Exercise goal: Pull out every line below that holds the word "PPT达人素材".
--- START ---
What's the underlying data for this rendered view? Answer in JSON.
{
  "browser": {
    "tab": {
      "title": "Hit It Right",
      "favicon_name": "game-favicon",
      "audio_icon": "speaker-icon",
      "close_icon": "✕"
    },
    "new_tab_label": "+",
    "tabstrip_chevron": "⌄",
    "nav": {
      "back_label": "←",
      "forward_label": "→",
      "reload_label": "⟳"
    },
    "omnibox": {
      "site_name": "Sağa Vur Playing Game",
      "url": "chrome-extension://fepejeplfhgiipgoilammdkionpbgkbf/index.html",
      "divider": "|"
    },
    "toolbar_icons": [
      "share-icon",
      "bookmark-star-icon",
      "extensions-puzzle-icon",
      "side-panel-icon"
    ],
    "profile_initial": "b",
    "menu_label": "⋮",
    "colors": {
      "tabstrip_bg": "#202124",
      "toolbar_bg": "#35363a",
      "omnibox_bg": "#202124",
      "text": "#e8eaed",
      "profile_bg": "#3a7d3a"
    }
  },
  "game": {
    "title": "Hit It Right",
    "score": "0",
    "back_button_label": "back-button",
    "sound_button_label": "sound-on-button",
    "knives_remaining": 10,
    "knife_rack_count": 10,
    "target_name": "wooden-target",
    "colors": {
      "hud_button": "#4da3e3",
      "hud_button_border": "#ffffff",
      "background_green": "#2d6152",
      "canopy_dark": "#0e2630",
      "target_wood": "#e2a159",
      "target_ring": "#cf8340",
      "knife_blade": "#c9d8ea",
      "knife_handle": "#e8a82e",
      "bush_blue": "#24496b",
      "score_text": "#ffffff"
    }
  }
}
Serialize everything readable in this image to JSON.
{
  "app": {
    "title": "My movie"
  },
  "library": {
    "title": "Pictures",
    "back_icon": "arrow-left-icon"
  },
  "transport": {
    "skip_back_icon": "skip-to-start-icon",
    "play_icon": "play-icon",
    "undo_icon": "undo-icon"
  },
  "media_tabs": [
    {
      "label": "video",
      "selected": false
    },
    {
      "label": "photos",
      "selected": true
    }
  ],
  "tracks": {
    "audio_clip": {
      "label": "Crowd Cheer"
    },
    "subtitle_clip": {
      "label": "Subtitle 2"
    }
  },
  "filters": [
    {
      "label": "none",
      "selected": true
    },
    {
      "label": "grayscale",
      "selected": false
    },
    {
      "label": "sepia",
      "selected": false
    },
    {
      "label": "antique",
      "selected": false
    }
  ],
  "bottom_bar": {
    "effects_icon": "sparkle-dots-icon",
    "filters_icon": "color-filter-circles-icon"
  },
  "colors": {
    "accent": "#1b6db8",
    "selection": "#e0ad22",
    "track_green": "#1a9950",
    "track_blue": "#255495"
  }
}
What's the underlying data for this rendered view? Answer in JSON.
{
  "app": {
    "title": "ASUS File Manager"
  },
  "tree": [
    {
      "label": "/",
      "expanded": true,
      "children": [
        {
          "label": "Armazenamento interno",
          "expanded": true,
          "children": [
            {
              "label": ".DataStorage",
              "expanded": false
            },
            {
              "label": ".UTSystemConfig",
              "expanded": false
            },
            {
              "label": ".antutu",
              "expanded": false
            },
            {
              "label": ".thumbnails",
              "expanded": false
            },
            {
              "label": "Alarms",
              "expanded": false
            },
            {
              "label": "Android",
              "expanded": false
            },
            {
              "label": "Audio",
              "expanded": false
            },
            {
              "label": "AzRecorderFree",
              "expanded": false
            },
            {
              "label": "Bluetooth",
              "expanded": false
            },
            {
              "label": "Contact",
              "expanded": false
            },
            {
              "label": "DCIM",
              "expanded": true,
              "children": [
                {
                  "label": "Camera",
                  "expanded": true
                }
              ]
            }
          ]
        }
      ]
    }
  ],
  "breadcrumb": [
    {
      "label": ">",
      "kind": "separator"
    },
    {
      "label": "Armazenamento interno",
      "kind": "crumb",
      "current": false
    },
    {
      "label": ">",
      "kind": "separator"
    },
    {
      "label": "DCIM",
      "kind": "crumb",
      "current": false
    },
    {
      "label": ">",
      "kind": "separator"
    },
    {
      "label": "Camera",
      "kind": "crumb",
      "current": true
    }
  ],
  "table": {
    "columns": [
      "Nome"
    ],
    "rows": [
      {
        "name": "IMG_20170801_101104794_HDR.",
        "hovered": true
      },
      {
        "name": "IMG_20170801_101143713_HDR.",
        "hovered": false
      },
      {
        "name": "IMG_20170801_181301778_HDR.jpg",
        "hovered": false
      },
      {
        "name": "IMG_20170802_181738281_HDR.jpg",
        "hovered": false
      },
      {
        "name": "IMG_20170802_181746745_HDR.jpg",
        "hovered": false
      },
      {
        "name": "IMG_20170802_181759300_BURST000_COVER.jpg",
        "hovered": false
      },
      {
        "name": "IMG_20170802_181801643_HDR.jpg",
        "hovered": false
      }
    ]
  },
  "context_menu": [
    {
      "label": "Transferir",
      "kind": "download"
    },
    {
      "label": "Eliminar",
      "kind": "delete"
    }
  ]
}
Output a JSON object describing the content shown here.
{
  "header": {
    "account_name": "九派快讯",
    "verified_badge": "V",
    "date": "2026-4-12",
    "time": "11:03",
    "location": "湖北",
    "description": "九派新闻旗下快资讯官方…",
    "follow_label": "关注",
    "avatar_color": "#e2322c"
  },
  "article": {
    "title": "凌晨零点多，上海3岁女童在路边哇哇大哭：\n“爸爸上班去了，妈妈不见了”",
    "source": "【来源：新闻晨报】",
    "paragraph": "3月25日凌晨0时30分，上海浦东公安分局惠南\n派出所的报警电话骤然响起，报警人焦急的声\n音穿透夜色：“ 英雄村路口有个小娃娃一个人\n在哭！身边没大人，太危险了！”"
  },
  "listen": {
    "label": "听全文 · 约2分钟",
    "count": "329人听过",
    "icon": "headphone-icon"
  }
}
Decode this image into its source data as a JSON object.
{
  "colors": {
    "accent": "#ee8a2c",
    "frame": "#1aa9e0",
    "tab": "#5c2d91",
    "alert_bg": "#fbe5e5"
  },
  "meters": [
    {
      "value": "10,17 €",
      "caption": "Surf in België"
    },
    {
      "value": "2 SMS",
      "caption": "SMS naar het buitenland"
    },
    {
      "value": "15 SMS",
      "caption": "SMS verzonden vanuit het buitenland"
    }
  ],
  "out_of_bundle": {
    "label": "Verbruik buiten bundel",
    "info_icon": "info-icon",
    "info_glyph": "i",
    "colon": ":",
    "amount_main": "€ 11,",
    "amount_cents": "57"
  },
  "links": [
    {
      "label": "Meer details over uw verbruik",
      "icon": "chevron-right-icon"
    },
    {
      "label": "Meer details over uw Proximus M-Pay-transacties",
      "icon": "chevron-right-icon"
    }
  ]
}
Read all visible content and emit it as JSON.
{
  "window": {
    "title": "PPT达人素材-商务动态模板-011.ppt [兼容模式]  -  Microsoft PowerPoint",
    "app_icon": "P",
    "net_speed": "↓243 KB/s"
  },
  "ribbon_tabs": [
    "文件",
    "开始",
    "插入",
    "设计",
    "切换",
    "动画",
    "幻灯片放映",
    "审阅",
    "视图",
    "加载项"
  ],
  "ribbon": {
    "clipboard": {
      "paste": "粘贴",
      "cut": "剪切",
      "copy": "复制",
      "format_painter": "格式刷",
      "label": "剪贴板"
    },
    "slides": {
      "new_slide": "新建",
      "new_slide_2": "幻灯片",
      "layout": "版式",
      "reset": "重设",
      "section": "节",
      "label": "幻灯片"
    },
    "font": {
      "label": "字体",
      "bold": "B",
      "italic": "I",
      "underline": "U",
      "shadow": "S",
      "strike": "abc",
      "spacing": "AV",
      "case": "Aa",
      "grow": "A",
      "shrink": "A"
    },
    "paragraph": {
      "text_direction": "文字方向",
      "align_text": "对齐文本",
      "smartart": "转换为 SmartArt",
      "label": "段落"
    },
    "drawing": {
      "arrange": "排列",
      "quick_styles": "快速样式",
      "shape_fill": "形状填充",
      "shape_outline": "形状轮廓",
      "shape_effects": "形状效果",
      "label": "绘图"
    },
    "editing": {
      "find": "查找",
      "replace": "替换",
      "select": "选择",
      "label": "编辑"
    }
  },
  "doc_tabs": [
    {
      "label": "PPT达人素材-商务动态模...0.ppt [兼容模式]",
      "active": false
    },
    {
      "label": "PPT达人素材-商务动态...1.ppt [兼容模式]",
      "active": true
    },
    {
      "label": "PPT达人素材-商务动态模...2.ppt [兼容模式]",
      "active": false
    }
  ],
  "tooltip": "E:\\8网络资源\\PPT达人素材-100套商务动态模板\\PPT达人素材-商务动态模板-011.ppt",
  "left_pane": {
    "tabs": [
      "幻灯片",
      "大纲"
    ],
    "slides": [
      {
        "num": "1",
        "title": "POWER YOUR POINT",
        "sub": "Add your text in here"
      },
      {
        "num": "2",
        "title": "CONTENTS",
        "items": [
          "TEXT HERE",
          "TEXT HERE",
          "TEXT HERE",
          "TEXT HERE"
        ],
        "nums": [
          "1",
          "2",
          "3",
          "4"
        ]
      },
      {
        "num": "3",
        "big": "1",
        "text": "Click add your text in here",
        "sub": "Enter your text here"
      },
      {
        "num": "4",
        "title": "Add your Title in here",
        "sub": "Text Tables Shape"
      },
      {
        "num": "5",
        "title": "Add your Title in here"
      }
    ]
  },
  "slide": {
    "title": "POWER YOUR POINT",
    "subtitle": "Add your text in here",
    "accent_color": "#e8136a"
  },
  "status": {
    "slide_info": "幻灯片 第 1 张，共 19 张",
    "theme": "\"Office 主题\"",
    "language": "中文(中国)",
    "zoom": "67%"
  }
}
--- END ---
Solution to this task:
    "title": "PPT达人素材-商务动态模板-011.ppt [兼容模式]  -  Microsoft PowerPoint",
      "label": "PPT达人素材-商务动态模...0.ppt [兼容模式]",
      "label": "PPT达人素材-商务动态...1.ppt [兼容模式]",
      "label": "PPT达人素材-商务动态模...2.ppt [兼容模式]",
  "tooltip": "E:\\8网络资源\\PPT达人素材-100套商务动态模板\\PPT达人素材-商务动态模板-011.ppt",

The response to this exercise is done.